The use of hydrogen as an energy carrier, a more recent development than its industrial use, has its place in the low-carbon economy of the future, in both buildings and transport. But the technology is still poorly understood in France. EURACTIV’s partner La Tribune reports.
EasyJet, the Parisian taxi company Hype, Toyota Mirai, PRAGMA bikes, the forklifts used by Ikea, a school canteen on the island of Reunion, and the decarbonisation projects in Dunkirk and Fos-sur-Mer all have one thing in common. They all use hydrogen-based solutions, be it to move aircraft on the ground, to fuel their vehicles, to extend the life of their electric batteries or to heat their buildings.
Discovered in 1839, hydrogen has been used in industry for decades. It even served in the Apollo space programme, as a rocket fuel.
From chemical compound to energy vector
Hydrogen is mainly produced from natural gas and used as an ingredient in industrial processes, but it is also interesting for its qualities as an energy carrier.
Hydrogen fuel cells can provide energy in two ways. The first is “power to gas”, which consists of producing hydrogen from energy sources (renewables or fossil fuels) to be stored in natural gas networks, before converting it back into electricity when it is needed.
When produced from renewable resources, it can provide low-carbon electricity and heat; a particularly valuable asset in the wake of COP 21.
In Japan, boilers using this technology have already been installed in 100,000 homes. In Fos-sur-Mer, the Jupiter 1000 project, led by GRT Gas, consists of converting surplus electricity from a wind farm and using the CO2 from industrial emissions to produce hydrogen gas and synthetic methane, which is then injected into the natural gas network.
In a school canteen in Mafate, on the island of Reunion, EDF has installed a hydrogen-based system combining the production and storage of electricity, to provide a continuous electricity supply outside the sunny periods.
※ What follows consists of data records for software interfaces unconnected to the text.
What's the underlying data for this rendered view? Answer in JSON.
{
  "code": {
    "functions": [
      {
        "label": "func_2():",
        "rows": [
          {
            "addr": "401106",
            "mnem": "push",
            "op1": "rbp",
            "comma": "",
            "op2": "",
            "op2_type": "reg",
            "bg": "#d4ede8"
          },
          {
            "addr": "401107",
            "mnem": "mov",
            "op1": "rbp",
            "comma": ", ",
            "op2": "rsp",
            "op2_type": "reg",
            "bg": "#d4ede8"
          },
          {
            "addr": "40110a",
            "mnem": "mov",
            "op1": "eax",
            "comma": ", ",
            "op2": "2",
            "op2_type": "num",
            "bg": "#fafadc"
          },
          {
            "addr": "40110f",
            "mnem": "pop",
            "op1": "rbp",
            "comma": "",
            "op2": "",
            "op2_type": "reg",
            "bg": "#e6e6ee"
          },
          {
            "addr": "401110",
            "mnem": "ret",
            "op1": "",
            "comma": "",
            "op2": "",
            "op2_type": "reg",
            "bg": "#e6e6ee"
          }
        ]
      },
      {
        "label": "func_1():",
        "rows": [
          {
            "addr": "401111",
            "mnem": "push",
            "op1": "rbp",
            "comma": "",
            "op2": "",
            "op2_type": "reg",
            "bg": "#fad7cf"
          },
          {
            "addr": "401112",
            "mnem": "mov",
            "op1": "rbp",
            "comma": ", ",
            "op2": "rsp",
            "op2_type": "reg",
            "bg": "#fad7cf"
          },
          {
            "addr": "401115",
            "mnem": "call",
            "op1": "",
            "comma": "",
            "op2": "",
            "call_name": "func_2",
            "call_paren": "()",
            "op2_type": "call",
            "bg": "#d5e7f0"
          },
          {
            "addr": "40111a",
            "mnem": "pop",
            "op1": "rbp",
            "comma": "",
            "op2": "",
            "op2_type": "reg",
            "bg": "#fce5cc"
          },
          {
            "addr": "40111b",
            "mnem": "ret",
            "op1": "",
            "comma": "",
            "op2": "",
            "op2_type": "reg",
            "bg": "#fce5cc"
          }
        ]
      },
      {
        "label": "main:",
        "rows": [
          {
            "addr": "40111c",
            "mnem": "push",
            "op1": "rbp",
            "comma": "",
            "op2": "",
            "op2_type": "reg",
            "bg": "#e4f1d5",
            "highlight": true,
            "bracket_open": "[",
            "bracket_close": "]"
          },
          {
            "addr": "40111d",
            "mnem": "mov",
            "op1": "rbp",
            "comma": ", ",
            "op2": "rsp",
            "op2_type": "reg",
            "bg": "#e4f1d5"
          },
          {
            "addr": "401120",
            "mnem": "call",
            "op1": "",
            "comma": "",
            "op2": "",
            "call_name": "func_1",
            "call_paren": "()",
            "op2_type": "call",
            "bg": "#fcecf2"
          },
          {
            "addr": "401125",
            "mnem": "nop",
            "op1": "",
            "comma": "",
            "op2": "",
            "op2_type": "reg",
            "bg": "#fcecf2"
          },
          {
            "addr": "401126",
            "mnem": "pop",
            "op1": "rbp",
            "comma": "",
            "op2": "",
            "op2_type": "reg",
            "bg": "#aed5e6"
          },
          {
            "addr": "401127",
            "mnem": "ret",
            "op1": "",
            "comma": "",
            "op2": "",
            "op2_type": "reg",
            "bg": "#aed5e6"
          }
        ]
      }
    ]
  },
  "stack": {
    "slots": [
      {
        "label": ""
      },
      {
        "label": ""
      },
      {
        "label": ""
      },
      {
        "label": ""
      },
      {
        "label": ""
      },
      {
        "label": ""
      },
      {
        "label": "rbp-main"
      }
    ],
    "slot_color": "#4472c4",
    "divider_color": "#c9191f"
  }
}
And another project in Dunkirk focusses on using hydrogen to bring together the management of electricity and natural gas.
Conducted by French energy company Engie, this project aims to assess the technical and economic benefits of “power to gas” technology on a national scale for the housing market, but also for transport, using a fleet of fifty buses powered by a mixture of hydrogen and natural gas.
French car manufacturers are still cautious
The second solution is “power to fuel”. This is used in transport and works by transforming on-board hydrogen and oxygen into electricity and water (according to the principle of electrolysis and the fuel cell). The electricity is then used to fuel the electric motor and batteries of the vehicle.
As well as Toyota and Mirai, Honda, Hyundai, BMW, Mercedes and Audi all either offer or are currently planning hydrogen-powered models. In France, besides the fleet of Hype taxis, some forklift trucks and a few electric Kangoo vans owned by the postal service, which use hydrogen fuel cells to increase their autonomy by up to 300 kilometres, the technology has failed to seduce vehicle manufacturers.
But other French players are at the cutting-edge of these technologies, including large companies like Air Liquide and Engie, as well as start-ups like or McPhy and Symbio FCell, and even some research laboratories. French fuel company Total intends to extend its network to include 50 hydrogen fuel stations in Germany by 2018, as part of the national programme H2 Mobility Deutschland. This programme should take that number to 400 by the year 2023.